:: Data provided

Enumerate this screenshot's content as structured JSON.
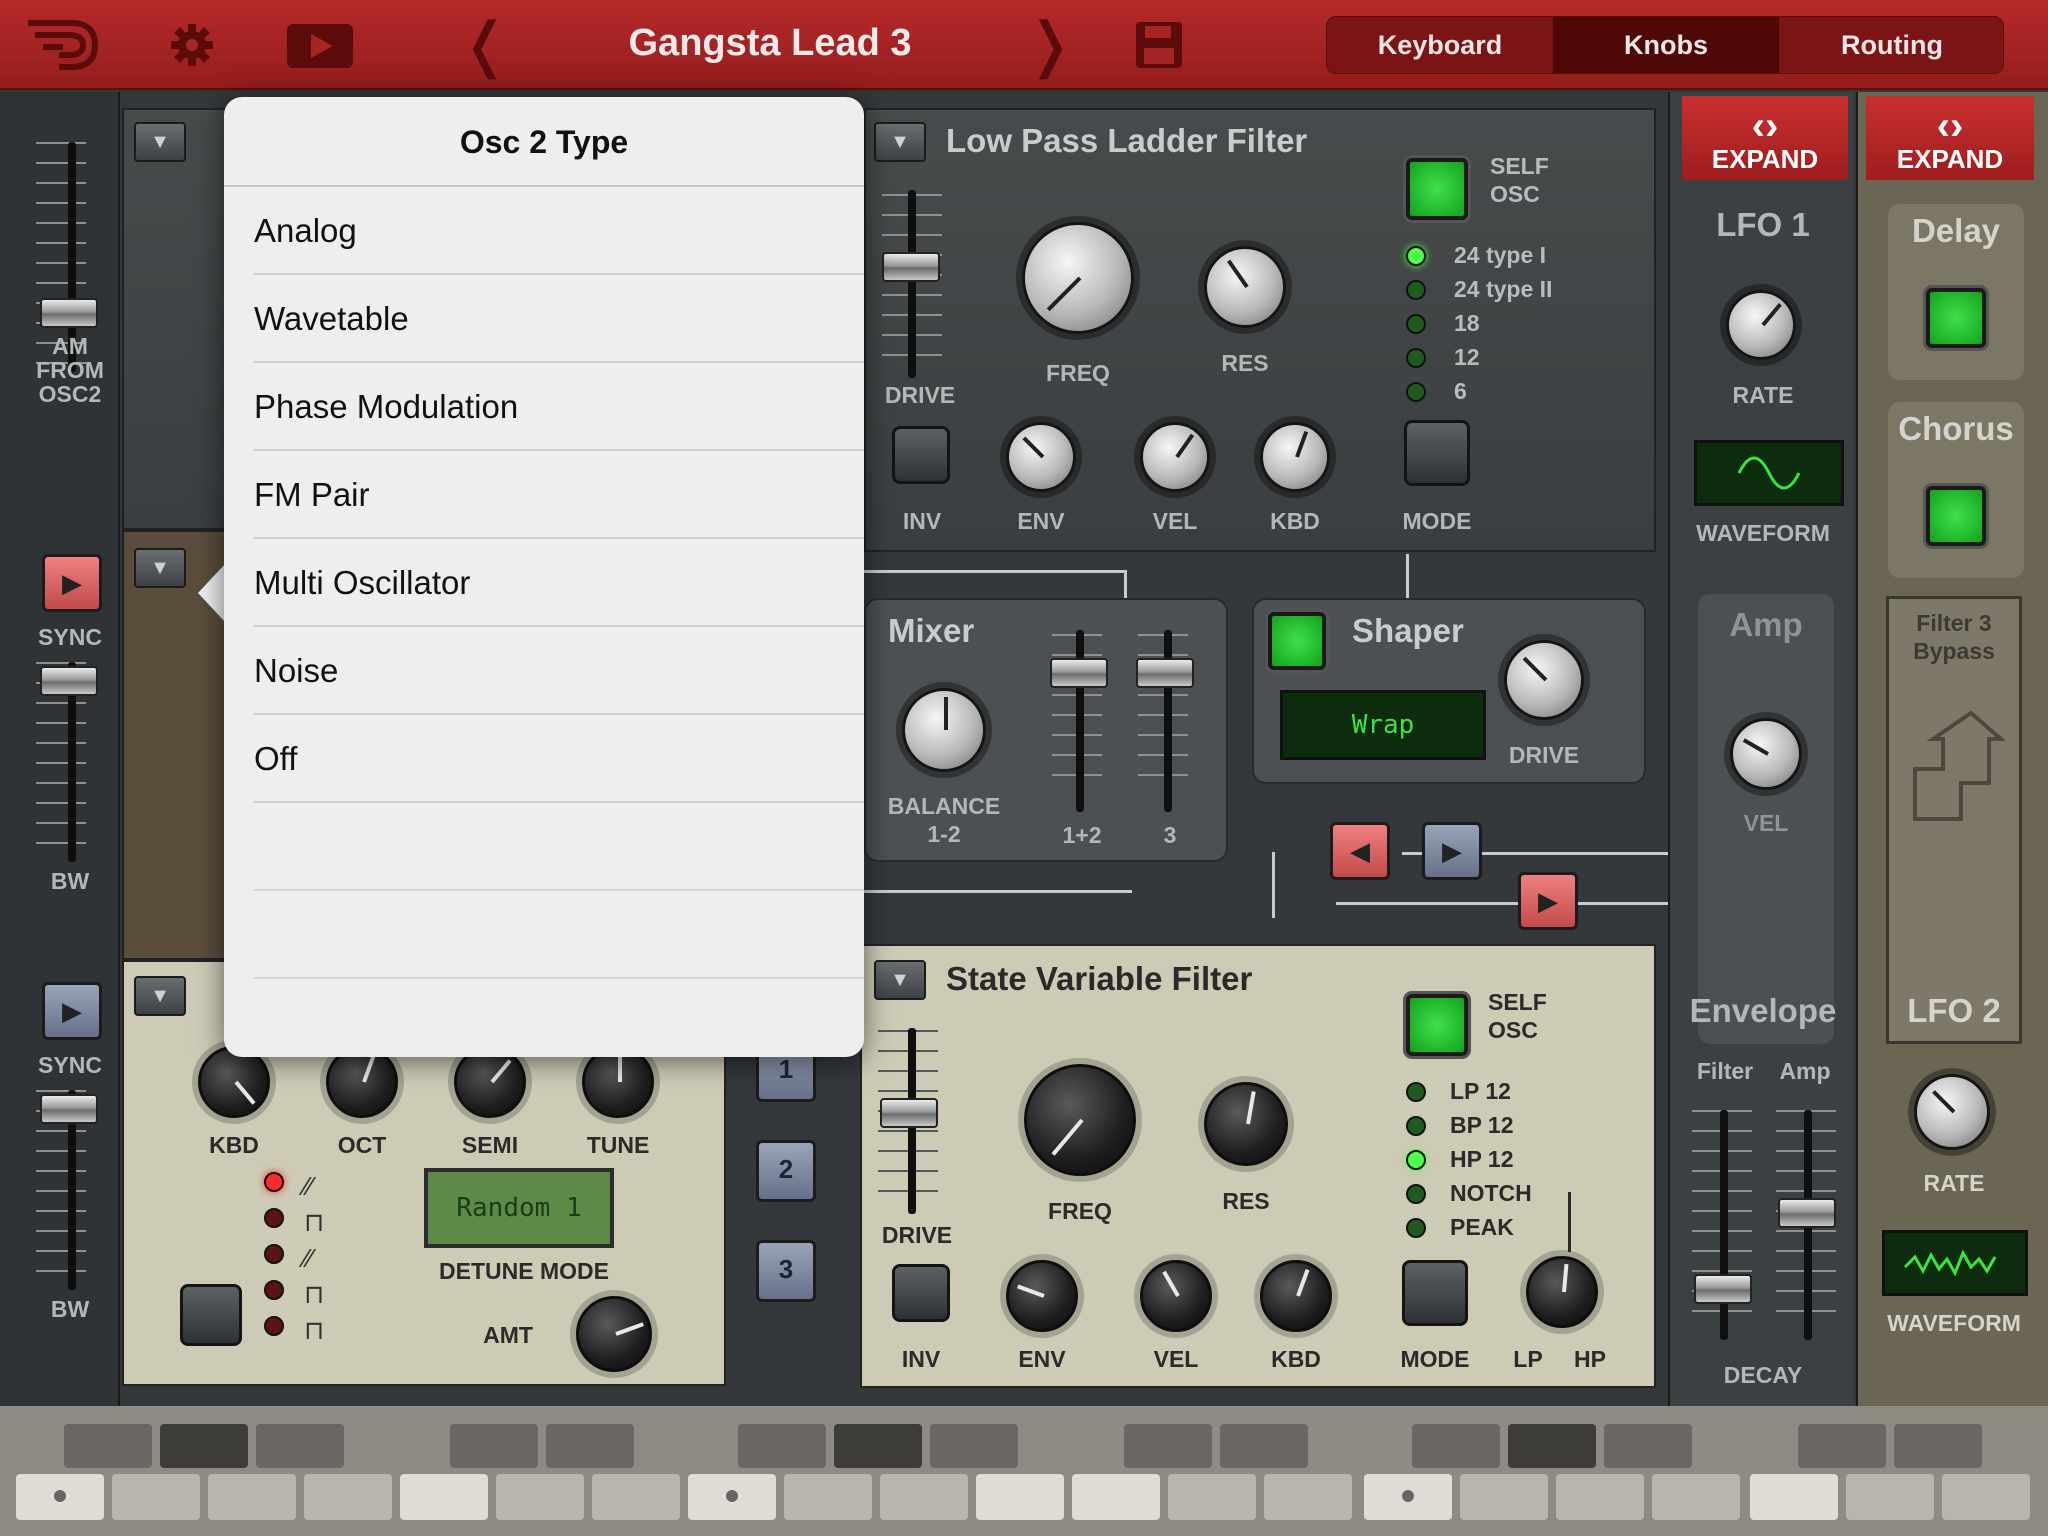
{
  "topbar": {
    "title": "Gangsta Lead 3",
    "tabs": [
      {
        "label": "Keyboard",
        "active": false
      },
      {
        "label": "Knobs",
        "active": true
      },
      {
        "label": "Routing",
        "active": false
      }
    ],
    "icons": [
      "logo-icon",
      "gear-icon",
      "play-video-icon",
      "chevron-left-icon",
      "chevron-right-icon",
      "save-icon"
    ]
  },
  "popover": {
    "title": "Osc 2 Type",
    "items": [
      "Analog",
      "Wavetable",
      "Phase Modulation",
      "FM Pair",
      "Multi Oscillator",
      "Noise",
      "Off"
    ]
  },
  "left_strip": {
    "am_label": "AM\nFROM\nOSC2",
    "sync1": "SYNC",
    "bw1": "BW",
    "sync2": "SYNC",
    "bw2": "BW"
  },
  "osc3": {
    "labels": [
      "KBD",
      "OCT",
      "SEMI",
      "TUNE"
    ],
    "display": "Random 1",
    "detune_mode": "DETUNE MODE",
    "amt": "AMT",
    "numbers": [
      "1",
      "2",
      "3"
    ]
  },
  "lp_filter": {
    "title": "Low Pass Ladder Filter",
    "self_osc": "SELF\nOSC",
    "types": [
      {
        "label": "24 type I",
        "on": true
      },
      {
        "label": "24 type II",
        "on": false
      },
      {
        "label": "18",
        "on": false
      },
      {
        "label": "12",
        "on": false
      },
      {
        "label": "6",
        "on": false
      }
    ],
    "knob_labels": {
      "freq": "FREQ",
      "res": "RES",
      "drive": "DRIVE",
      "inv": "INV",
      "env": "ENV",
      "vel": "VEL",
      "kbd": "KBD",
      "mode": "MODE"
    }
  },
  "mixer": {
    "title": "Mixer",
    "balance": "BALANCE\n1-2",
    "ch12": "1+2",
    "ch3": "3"
  },
  "shaper": {
    "title": "Shaper",
    "display": "Wrap",
    "drive": "DRIVE"
  },
  "sv_filter": {
    "title": "State Variable Filter",
    "self_osc": "SELF\nOSC",
    "types": [
      {
        "label": "LP 12",
        "on": false
      },
      {
        "label": "BP 12",
        "on": false
      },
      {
        "label": "HP 12",
        "on": true
      },
      {
        "label": "NOTCH",
        "on": false
      },
      {
        "label": "PEAK",
        "on": false
      }
    ],
    "knob_labels": {
      "freq": "FREQ",
      "res": "RES",
      "drive": "DRIVE",
      "inv": "INV",
      "env": "ENV",
      "vel": "VEL",
      "kbd": "KBD",
      "mode": "MODE",
      "lp": "LP",
      "hp": "HP"
    }
  },
  "lfo1": {
    "expand": "EXPAND",
    "title": "LFO 1",
    "rate": "RATE",
    "waveform": "WAVEFORM"
  },
  "amp": {
    "title": "Amp",
    "vel": "VEL"
  },
  "envelope": {
    "title": "Envelope",
    "filter": "Filter",
    "amp": "Amp",
    "decay": "DECAY"
  },
  "fx": {
    "expand": "EXPAND",
    "delay": "Delay",
    "chorus": "Chorus",
    "filter_bypass": "Filter 3\nBypass"
  },
  "lfo2": {
    "title": "LFO 2",
    "rate": "RATE",
    "waveform": "WAVEFORM"
  },
  "colors": {
    "topbar": "#a52424",
    "accent_green": "#3fe04a",
    "cream": "#cdcbb6",
    "popover": "#eeeeee"
  }
}
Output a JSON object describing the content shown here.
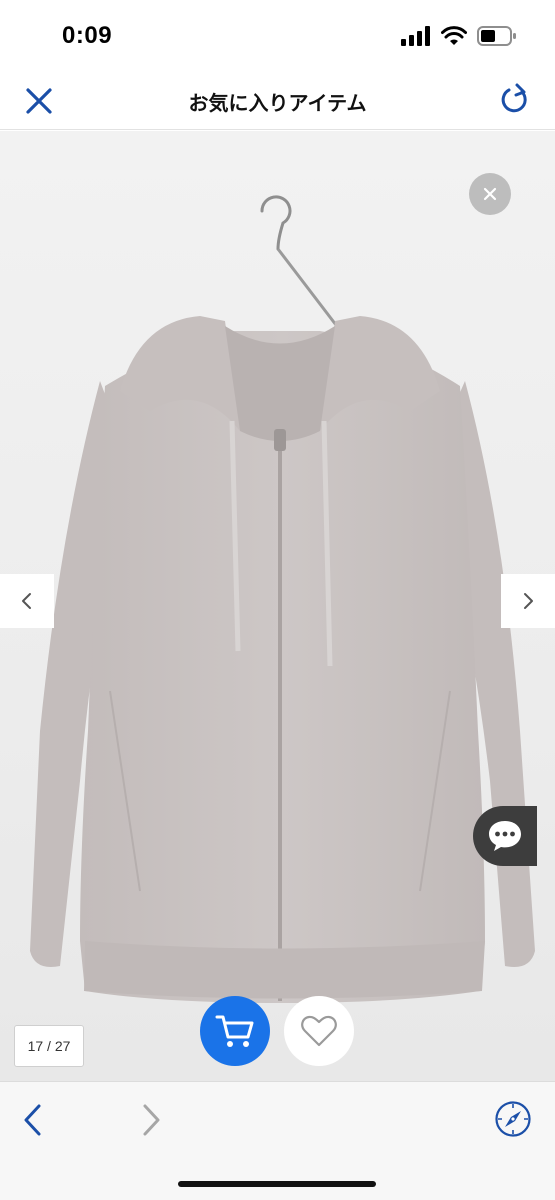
{
  "status": {
    "time": "0:09"
  },
  "nav": {
    "title": "お気に入りアイテム"
  },
  "gallery": {
    "current": "17 / 27"
  },
  "icons": {
    "close": "close-icon",
    "reload": "reload-icon",
    "dismiss": "close-icon",
    "prev": "chevron-left-icon",
    "next": "chevron-right-icon",
    "chat": "chat-icon",
    "cart": "cart-icon",
    "favorite": "heart-icon",
    "compass": "compass-icon"
  },
  "colors": {
    "accent": "#1a73e8",
    "garment": "#c9c3c2"
  }
}
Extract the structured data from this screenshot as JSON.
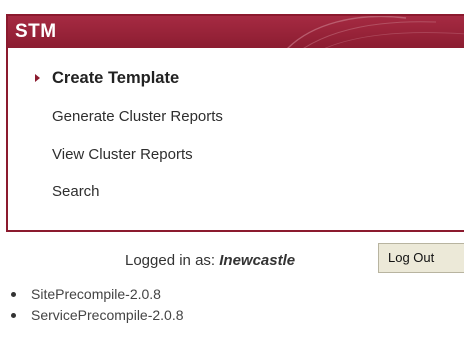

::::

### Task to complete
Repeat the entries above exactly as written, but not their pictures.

### Output of the exercise
Enumerate this screenshot's content as structured JSON.
{
  "topbar": {
    "title": "Gangsta Lead 3",
    "tabs": [
      {
        "label": "Keyboard",
        "active": false
      },
      {
        "label": "Knobs",
        "active": true
      },
      {
        "label": "Routing",
        "active": false
      }
    ],
    "icons": [
      "logo-icon",
      "gear-icon",
      "play-video-icon",
      "chevron-left-icon",
      "chevron-right-icon",
      "save-icon"
    ]
  },
  "popover": {
    "title": "Osc 2 Type",
    "items": [
      "Analog",
      "Wavetable",
      "Phase Modulation",
      "FM Pair",
      "Multi Oscillator",
      "Noise",
      "Off"
    ]
  },
  "left_strip": {
    "am_label": "AM\nFROM\nOSC2",
    "sync1": "SYNC",
    "bw1": "BW",
    "sync2": "SYNC",
    "bw2": "BW"
  },
  "osc3": {
    "labels": [
      "KBD",
      "OCT",
      "SEMI",
      "TUNE"
    ],
    "display": "Random 1",
    "detune_mode": "DETUNE MODE",
    "amt": "AMT",
    "numbers": [
      "1",
      "2",
      "3"
    ]
  },
  "lp_filter": {
    "title": "Low Pass Ladder Filter",
    "self_osc": "SELF\nOSC",
    "types": [
      {
        "label": "24 type I",
        "on": true
      },
      {
        "label": "24 type II",
        "on": false
      },
      {
        "label": "18",
        "on": false
      },
      {
        "label": "12",
        "on": false
      },
      {
        "label": "6",
        "on": false
      }
    ],
    "knob_labels": {
      "freq": "FREQ",
      "res": "RES",
      "drive": "DRIVE",
      "inv": "INV",
      "env": "ENV",
      "vel": "VEL",
      "kbd": "KBD",
      "mode": "MODE"
    }
  },
  "mixer": {
    "title": "Mixer",
    "balance": "BALANCE\n1-2",
    "ch12": "1+2",
    "ch3": "3"
  },
  "shaper": {
    "title": "Shaper",
    "display": "Wrap",
    "drive": "DRIVE"
  },
  "sv_filter": {
    "title": "State Variable Filter",
    "self_osc": "SELF\nOSC",
    "types": [
      {
        "label": "LP 12",
        "on": false
      },
      {
        "label": "BP 12",
        "on": false
      },
      {
        "label": "HP 12",
        "on": true
      },
      {
        "label": "NOTCH",
        "on": false
      },
      {
        "label": "PEAK",
        "on": false
      }
    ],
    "knob_labels": {
      "freq": "FREQ",
      "res": "RES",
      "drive": "DRIVE",
      "inv": "INV",
      "env": "ENV",
      "vel": "VEL",
      "kbd": "KBD",
      "mode": "MODE",
      "lp": "LP",
      "hp": "HP"
    }
  },
  "lfo1": {
    "expand": "EXPAND",
    "title": "LFO 1",
    "rate": "RATE",
    "waveform": "WAVEFORM"
  },
  "amp": {
    "title": "Amp",
    "vel": "VEL"
  },
  "envelope": {
    "title": "Envelope",
    "filter": "Filter",
    "amp": "Amp",
    "decay": "DECAY"
  },
  "fx": {
    "expand": "EXPAND",
    "delay": "Delay",
    "chorus": "Chorus",
    "filter_bypass": "Filter 3\nBypass"
  },
  "lfo2": {
    "title": "LFO 2",
    "rate": "RATE",
    "waveform": "WAVEFORM"
  },
  "colors": {
    "topbar": "#a52424",
    "accent_green": "#3fe04a",
    "cream": "#cdcbb6",
    "popover": "#eeeeee"
  }
}
Output a JSON object describing the content shown here.
{
  "status": {
    "time": "0:09"
  },
  "nav": {
    "title": "お気に入りアイテム"
  },
  "gallery": {
    "current": "17 / 27"
  },
  "icons": {
    "close": "close-icon",
    "reload": "reload-icon",
    "dismiss": "close-icon",
    "prev": "chevron-left-icon",
    "next": "chevron-right-icon",
    "chat": "chat-icon",
    "cart": "cart-icon",
    "favorite": "heart-icon",
    "compass": "compass-icon"
  },
  "colors": {
    "accent": "#1a73e8",
    "garment": "#c9c3c2"
  }
}
Extract the structured data from this screenshot as JSON.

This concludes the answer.